Victoria's Royal Commission into Family Violence will resume a limited number of public hearings tomorrow.
The inquiry has already heard several weeks of evidence from senior public servants, social workers, clinicians, and victims, between July and August.
Tomorrow, representatives from New Zealand's Ministry of Social Development and the minister responsible for the portfolio are due to address the commission on how it engages the community.
There has been renewed focus on family violence across Australia after Prime Minister Malcolm Turnbull used his first major announcement to reveal a $44.89 million-plus domestic violence package to increase and improve support services for women.
A report in September also found Luke Batty's 2014 death - which led to Victoria's royal commission - was unforeseeable because one man alone, his mentally ill father Greg Anderson, was responsible for the 11-year-old's murder.
Victorian Coroner Ian Gray found failings and delayed responses in the justice system and health department allowed Anderson to subject his son and wife Rosie Batty to years of abuse and irrational behaviour.
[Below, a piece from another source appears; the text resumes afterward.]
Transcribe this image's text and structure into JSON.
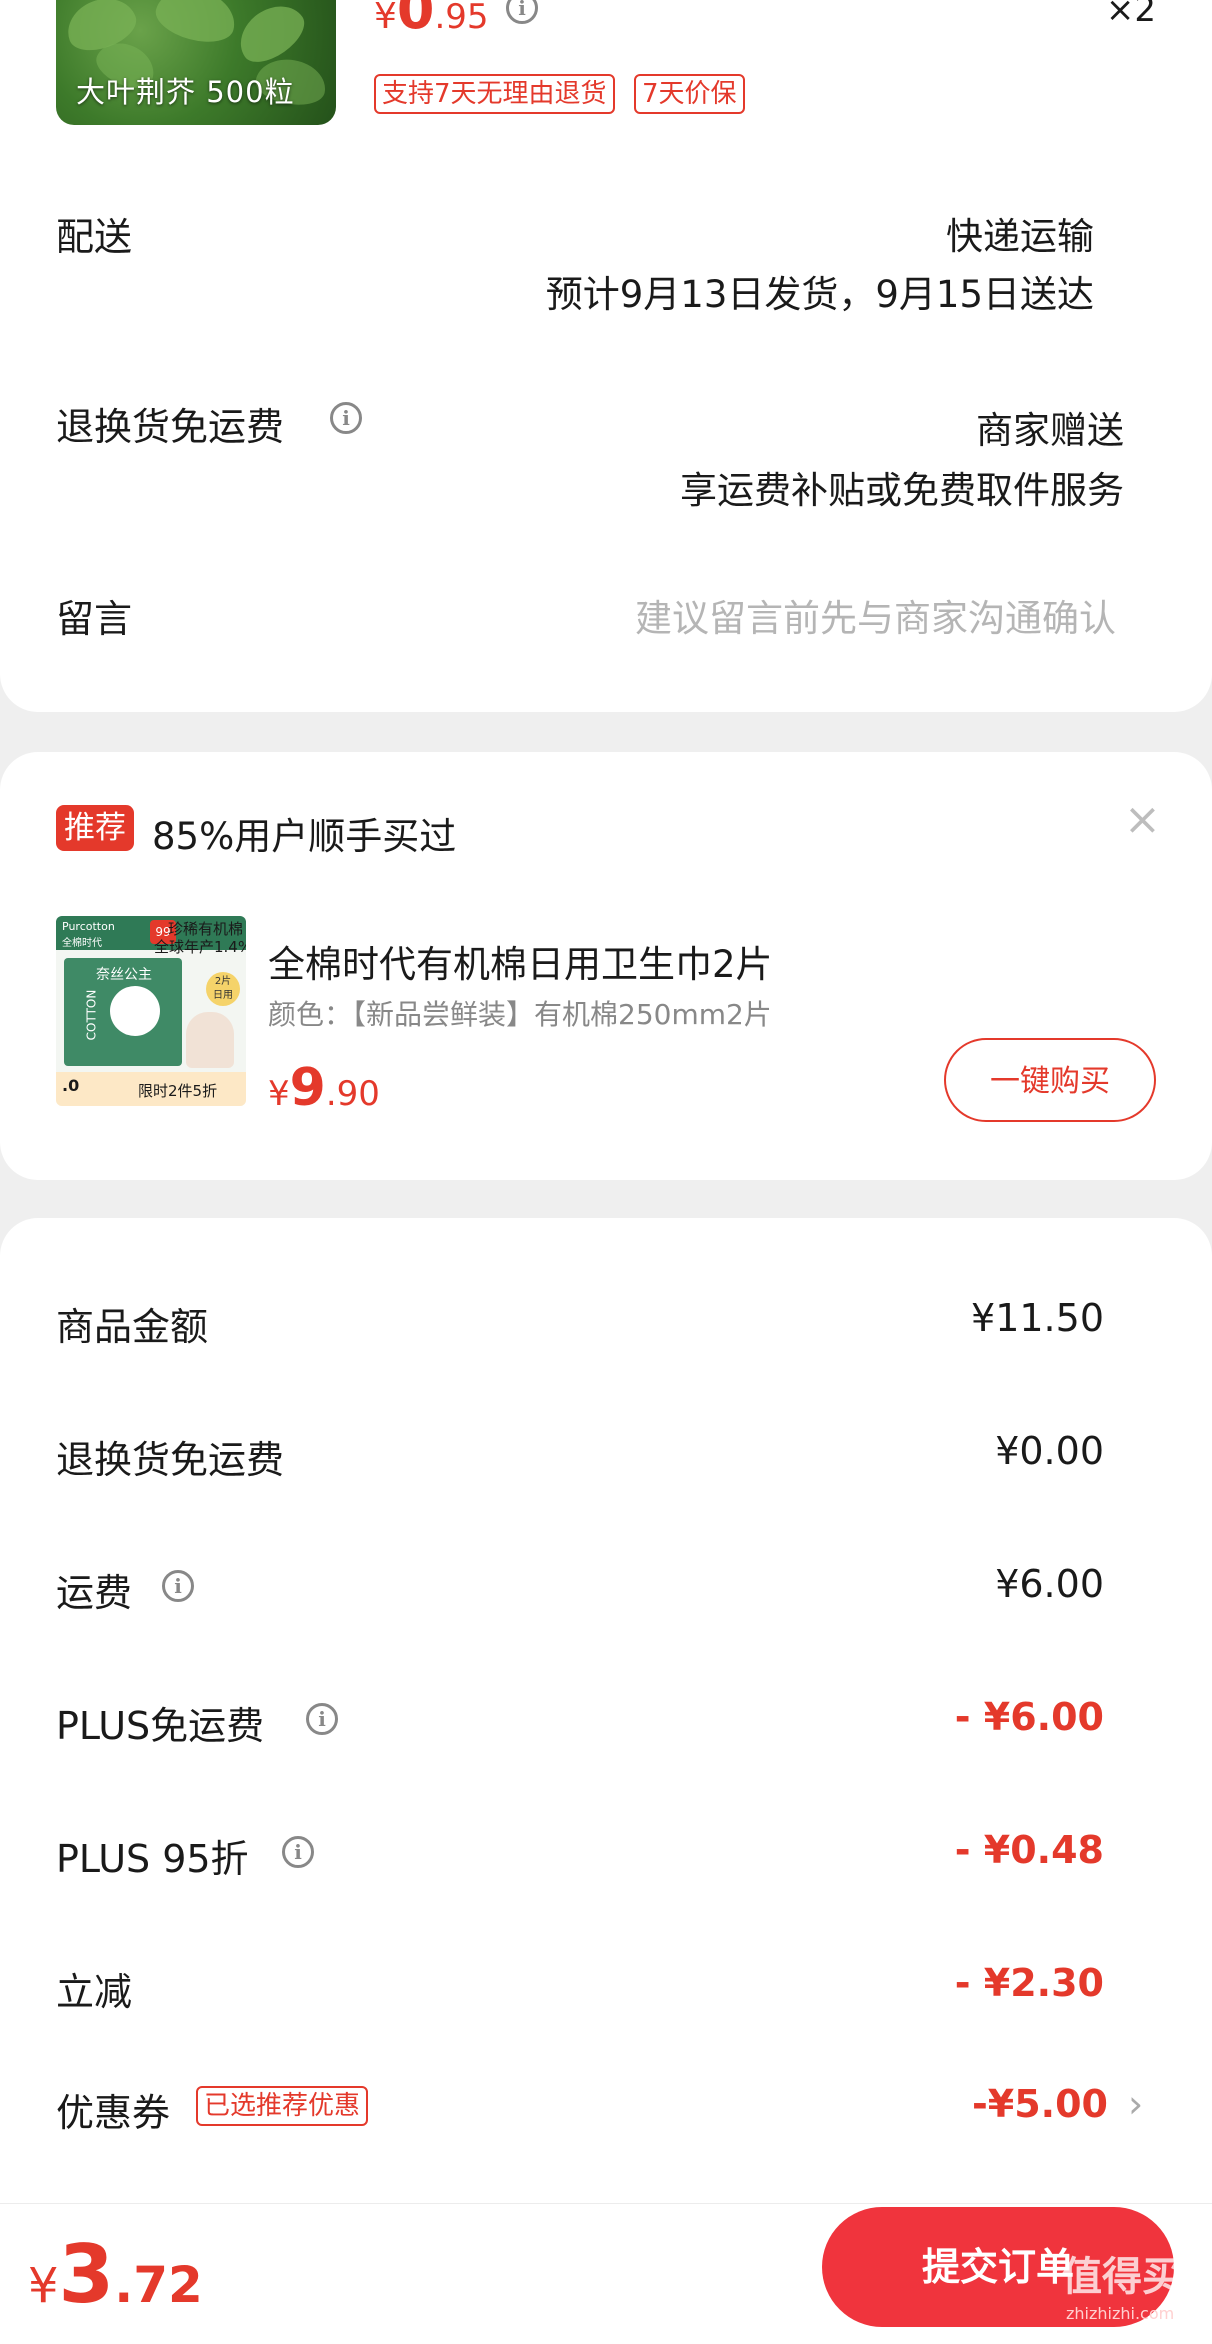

Ms Batty said the inquest into her only child's death showed that people involved in stopping family violence did the best they could with their training and information, but they needed to work together more.
Judge Gray made 29 recommendations calling for agencies dealing with domestic violence to share more information and act in a more integrated way.
The Victorian government has said those recommendations will feed into the Royal Commission into Family Violence, which is due to report early next year.